Table 1. Composition of regional dishes

Ingredients Raw
(%)
Cooked
(% in serving)
Feijoada    
Beans (mulatinho) 39.5 21. 1
Beef,dried 19.8 24.2
Bacon 4.9 10.1
Okra 2.0 2.7
Pumpkin 15.8 21.7
Green herbsa 14.8 18.9
Salt 1.0 -
Sarapatel    
Pork blood 39 5 39 5
Pork liver 12.5 12.5
Pork heart 12.9 12.9
Chard 11.9 11.8
Green herbsa 21.8 21.7
Salt 1.0 -
Cozido    
Beef 42.6 24.0
Pumpkin 9.1 8.9
Sweet potatoes 9.1 10 9
Potatoes 9.1 91
Plantain 7.3 116
Wild cabbage 3 7 7 4
Green herbsa 18.8 15 0
Cassava flour - 5 1
Salt 1.0 -

a. A mixture, in equal parts, of green pepper, coriander, green onions, tomatoes, and onions.

- Feijoada: the beans (mulatinho type) were soaked in water for one hour, after which the beef and bacon were added. The mixture was boiled for two hours.
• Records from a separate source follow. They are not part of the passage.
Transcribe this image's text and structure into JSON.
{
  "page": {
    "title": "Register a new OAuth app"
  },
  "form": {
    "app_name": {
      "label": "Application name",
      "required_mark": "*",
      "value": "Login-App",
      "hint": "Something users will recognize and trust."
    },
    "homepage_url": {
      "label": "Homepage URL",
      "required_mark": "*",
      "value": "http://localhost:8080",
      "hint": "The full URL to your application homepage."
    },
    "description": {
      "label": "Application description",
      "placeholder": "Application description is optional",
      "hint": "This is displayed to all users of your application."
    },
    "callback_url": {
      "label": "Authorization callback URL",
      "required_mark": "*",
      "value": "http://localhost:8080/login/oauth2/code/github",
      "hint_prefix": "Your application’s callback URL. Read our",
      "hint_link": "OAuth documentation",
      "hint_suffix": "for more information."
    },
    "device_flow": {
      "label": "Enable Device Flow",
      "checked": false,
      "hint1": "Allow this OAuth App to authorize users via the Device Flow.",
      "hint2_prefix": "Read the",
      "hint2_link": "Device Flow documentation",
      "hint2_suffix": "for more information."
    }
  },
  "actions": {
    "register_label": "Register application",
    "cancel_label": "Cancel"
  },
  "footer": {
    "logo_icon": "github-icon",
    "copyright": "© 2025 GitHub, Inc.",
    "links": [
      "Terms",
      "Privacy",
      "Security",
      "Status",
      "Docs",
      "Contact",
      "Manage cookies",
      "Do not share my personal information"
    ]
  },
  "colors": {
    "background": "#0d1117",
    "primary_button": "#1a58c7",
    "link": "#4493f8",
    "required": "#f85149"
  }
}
Then the vegetables were added for a final boiling for 30 minutes.

- Sarapatel de porco: the pork blood and viscera were cooked in salted water, cut in small pieces, and boiled for one hour with the vegetables.

- Cozido: the meat and aromatic herbs were boiled in water for two hours. When these were nearly cooked, the vegetables were added. Before serving, the solids and liquid were separated, the latter to be mixed with cassava flour.

Individual servings of each preparation, in accordance with local uses [19], were duly homogenized with a blender, and appropriate aliquots of the homogenates were taken for the analysis of moisture, ash [10], fibre [24], ether extract [16], protein [15], calcium [4], phosphate [5], iron [10], vitamin A and carotenoids [1], and vitamin C [23]. The minerals were analysed in aliquots of the ashes. Carbohydrates were calculated by difference. The net weight of raw and cooked ingredients and the relative contribution of the latter in individual servings were recorded. All assays were run in duplicate, using appropriate standards. Differences greater than 5 per cent between duplicates were considered unacceptable. All ingredients of the recipes were also analysed individually. The nutrient composition of the recipes was calculated using the values of the Food Composition Table of INCAP-ICCND [17] and those obtained from our analysis of the individual raw ingredients. Hence, two estimates of the nutrient composition of each recipe were made, along with direct analysis of appropriate aliquots of each dish. All reagents were analytical grade.